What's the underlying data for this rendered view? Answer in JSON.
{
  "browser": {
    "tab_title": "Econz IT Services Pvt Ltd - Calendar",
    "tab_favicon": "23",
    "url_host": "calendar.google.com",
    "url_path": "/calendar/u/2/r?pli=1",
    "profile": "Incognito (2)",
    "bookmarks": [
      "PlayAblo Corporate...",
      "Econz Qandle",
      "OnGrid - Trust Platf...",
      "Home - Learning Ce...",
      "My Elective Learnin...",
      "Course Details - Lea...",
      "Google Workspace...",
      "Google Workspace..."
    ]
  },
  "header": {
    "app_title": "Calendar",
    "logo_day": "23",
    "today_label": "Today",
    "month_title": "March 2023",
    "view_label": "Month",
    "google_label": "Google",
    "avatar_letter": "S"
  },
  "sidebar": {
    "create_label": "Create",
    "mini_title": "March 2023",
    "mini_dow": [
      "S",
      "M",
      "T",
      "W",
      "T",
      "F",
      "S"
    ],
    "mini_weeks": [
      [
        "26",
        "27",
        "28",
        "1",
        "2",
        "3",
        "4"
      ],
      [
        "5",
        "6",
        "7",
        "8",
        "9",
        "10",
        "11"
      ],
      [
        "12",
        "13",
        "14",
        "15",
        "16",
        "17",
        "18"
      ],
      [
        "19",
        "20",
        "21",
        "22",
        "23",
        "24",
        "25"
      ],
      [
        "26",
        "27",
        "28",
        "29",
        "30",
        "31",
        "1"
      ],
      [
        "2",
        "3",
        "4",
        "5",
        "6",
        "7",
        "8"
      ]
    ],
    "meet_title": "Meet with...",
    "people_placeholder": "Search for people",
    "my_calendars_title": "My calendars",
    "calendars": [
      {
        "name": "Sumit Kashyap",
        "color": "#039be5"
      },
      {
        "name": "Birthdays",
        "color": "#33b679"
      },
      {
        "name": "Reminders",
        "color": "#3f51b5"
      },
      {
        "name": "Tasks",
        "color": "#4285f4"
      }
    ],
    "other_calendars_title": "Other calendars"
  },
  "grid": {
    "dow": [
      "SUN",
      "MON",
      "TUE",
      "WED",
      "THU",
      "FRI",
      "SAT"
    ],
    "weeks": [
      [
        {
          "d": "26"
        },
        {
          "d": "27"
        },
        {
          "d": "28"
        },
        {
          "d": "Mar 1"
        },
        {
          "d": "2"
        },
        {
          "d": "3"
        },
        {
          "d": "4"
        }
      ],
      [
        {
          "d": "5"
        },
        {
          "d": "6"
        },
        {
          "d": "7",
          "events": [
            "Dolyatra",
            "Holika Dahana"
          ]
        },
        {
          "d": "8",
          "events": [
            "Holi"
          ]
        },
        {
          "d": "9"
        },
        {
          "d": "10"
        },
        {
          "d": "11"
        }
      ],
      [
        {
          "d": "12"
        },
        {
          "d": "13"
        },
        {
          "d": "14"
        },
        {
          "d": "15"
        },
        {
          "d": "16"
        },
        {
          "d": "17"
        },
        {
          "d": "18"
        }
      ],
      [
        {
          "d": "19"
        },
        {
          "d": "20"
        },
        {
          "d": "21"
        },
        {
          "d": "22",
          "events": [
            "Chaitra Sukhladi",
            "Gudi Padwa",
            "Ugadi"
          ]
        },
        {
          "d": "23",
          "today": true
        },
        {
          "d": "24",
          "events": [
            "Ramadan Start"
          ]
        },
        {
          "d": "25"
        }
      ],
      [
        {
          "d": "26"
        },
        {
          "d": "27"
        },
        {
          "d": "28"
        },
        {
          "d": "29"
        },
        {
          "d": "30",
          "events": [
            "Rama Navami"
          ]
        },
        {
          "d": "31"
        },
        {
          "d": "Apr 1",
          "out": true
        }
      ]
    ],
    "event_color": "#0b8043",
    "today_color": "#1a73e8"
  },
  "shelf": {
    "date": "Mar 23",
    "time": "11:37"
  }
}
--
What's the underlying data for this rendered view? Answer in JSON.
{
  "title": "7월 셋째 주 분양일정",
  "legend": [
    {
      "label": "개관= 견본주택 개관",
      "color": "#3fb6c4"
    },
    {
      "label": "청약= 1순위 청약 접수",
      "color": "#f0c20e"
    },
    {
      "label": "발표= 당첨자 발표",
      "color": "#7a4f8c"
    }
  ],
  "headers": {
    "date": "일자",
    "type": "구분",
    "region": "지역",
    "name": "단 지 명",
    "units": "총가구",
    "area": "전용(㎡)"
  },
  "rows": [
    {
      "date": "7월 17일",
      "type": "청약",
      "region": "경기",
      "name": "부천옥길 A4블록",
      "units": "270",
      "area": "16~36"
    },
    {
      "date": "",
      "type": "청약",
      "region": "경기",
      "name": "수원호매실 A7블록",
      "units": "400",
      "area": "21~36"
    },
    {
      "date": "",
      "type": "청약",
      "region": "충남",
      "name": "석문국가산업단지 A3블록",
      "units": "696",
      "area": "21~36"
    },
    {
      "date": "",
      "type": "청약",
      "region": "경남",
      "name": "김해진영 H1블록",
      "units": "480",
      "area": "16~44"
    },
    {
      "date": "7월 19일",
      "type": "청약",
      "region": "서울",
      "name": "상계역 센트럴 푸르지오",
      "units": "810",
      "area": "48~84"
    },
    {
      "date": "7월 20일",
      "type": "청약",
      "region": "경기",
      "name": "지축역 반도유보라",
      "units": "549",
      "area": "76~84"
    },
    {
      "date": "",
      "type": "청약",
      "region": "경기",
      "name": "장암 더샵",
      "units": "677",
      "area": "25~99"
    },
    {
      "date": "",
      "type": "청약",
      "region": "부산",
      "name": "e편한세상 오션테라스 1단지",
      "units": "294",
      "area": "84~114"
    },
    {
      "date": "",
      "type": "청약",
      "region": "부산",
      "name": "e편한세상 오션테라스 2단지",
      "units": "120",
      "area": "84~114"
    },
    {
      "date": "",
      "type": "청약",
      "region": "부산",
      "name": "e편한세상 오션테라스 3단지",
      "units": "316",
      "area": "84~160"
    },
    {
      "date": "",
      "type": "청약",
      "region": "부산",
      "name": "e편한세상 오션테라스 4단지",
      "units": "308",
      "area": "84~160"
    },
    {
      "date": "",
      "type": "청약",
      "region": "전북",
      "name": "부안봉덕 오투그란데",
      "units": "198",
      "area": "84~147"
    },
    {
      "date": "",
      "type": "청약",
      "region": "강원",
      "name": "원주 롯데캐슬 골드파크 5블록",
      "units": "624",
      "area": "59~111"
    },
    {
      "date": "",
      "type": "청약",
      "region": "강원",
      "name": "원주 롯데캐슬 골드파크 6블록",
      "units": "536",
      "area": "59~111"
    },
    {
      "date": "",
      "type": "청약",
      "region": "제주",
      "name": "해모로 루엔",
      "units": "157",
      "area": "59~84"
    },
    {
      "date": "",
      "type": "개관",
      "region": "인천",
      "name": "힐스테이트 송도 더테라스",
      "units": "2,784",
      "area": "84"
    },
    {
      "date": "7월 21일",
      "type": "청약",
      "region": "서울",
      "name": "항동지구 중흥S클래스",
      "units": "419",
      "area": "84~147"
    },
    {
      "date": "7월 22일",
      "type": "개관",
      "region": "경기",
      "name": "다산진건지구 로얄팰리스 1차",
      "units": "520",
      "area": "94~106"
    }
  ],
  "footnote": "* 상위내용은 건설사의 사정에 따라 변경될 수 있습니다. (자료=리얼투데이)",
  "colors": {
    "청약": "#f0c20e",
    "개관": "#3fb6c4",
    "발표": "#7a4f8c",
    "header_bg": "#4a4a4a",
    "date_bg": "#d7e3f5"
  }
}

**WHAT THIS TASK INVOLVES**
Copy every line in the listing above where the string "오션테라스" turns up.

**TASK OUTPUT**
      "name": "e편한세상 오션테라스 1단지",
      "name": "e편한세상 오션테라스 2단지",
      "name": "e편한세상 오션테라스 3단지",
      "name": "e편한세상 오션테라스 4단지",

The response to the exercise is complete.